_Work to complete_
Copy each line from the data that has the word "color" in it.

═════ Dataset records

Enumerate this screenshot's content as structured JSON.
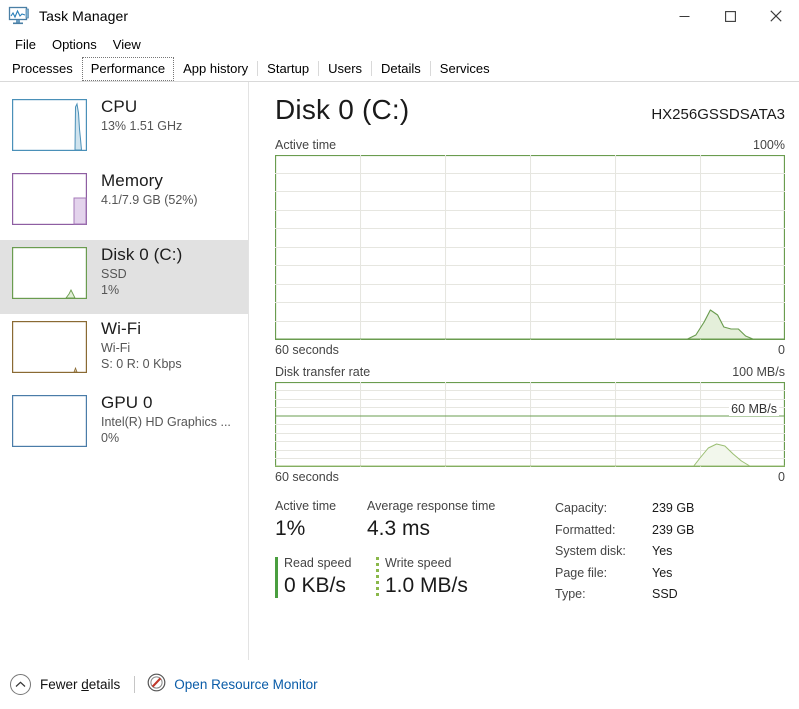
{
  "window": {
    "title": "Task Manager",
    "icon": "task-manager-icon",
    "minimize": "─",
    "maximize": "☐",
    "close": "✕"
  },
  "menu": {
    "items": [
      "File",
      "Options",
      "View"
    ]
  },
  "tabs": {
    "items": [
      "Processes",
      "Performance",
      "App history",
      "Startup",
      "Users",
      "Details",
      "Services"
    ],
    "active": "Performance"
  },
  "sidebar": {
    "items": [
      {
        "name": "CPU",
        "line1": "13%  1.51 GHz",
        "line2": "",
        "color": "#4a90b8",
        "selected": false,
        "graph": "cpu-spike"
      },
      {
        "name": "Memory",
        "line1": "4.1/7.9 GB (52%)",
        "line2": "",
        "color": "#8e5ea2",
        "selected": false,
        "graph": "memory-block"
      },
      {
        "name": "Disk 0 (C:)",
        "line1": "SSD",
        "line2": "1%",
        "color": "#6a9c4f",
        "selected": true,
        "graph": "disk-bump"
      },
      {
        "name": "Wi-Fi",
        "line1": "Wi-Fi",
        "line2": "S: 0 R: 0 Kbps",
        "color": "#8a6a33",
        "selected": false,
        "graph": "wifi-flat"
      },
      {
        "name": "GPU 0",
        "line1": "Intel(R) HD Graphics ...",
        "line2": "0%",
        "color": "#4a7ca8",
        "selected": false,
        "graph": "gpu-flat"
      }
    ]
  },
  "main": {
    "title": "Disk 0 (C:)",
    "model": "HX256GSSDSATA3",
    "graph_active": {
      "label": "Active time",
      "max_label": "100%",
      "left_foot": "60 seconds",
      "right_foot": "0"
    },
    "graph_transfer": {
      "label": "Disk transfer rate",
      "max_label": "100 MB/s",
      "scale_label": "60 MB/s",
      "left_foot": "60 seconds",
      "right_foot": "0"
    },
    "stats": {
      "active_time_label": "Active time",
      "active_time_value": "1%",
      "response_label": "Average response time",
      "response_value": "4.3 ms",
      "read_label": "Read speed",
      "read_value": "0 KB/s",
      "write_label": "Write speed",
      "write_value": "1.0 MB/s"
    },
    "details": [
      {
        "key": "Capacity:",
        "value": "239 GB"
      },
      {
        "key": "Formatted:",
        "value": "239 GB"
      },
      {
        "key": "System disk:",
        "value": "Yes"
      },
      {
        "key": "Page file:",
        "value": "Yes"
      },
      {
        "key": "Type:",
        "value": "SSD"
      }
    ]
  },
  "footer": {
    "fewer_pre": "Fewer ",
    "fewer_underline": "d",
    "fewer_post": "etails",
    "resource_monitor": "Open Resource Monitor"
  },
  "chart_data": [
    {
      "type": "area",
      "title": "Active time",
      "ylabel": "",
      "xlabel": "60 seconds",
      "ylim": [
        0,
        100
      ],
      "unit": "%",
      "grid": true,
      "grid_rows": 10,
      "grid_cols": 6,
      "current_value": 1,
      "x": [
        0,
        40,
        44,
        48,
        52,
        56,
        60,
        64,
        68,
        72,
        76,
        80,
        84,
        88,
        92,
        96,
        100
      ],
      "y": [
        0,
        0,
        0,
        0,
        0,
        0,
        0,
        2,
        9,
        16,
        13,
        7,
        6,
        6,
        2,
        0,
        0
      ]
    },
    {
      "type": "area",
      "title": "Disk transfer rate",
      "ylabel": "",
      "xlabel": "60 seconds",
      "ylim": [
        0,
        100
      ],
      "unit": "MB/s",
      "grid": true,
      "grid_rows": 10,
      "grid_cols": 6,
      "scale_line": 60,
      "current_value": 1.0,
      "x": [
        0,
        40,
        48,
        56,
        60,
        64,
        68,
        72,
        76,
        80,
        84,
        88,
        92,
        96,
        100
      ],
      "y": [
        0,
        0,
        0,
        0,
        0,
        3,
        9,
        13,
        14,
        10,
        6,
        3,
        1,
        0,
        0
      ]
    }
  ]
}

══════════

_Your solution_
        "color": "#4a90b8",
        "color": "#8e5ea2",
        "color": "#6a9c4f",
        "color": "#8a6a33",
        "color": "#4a7ca8",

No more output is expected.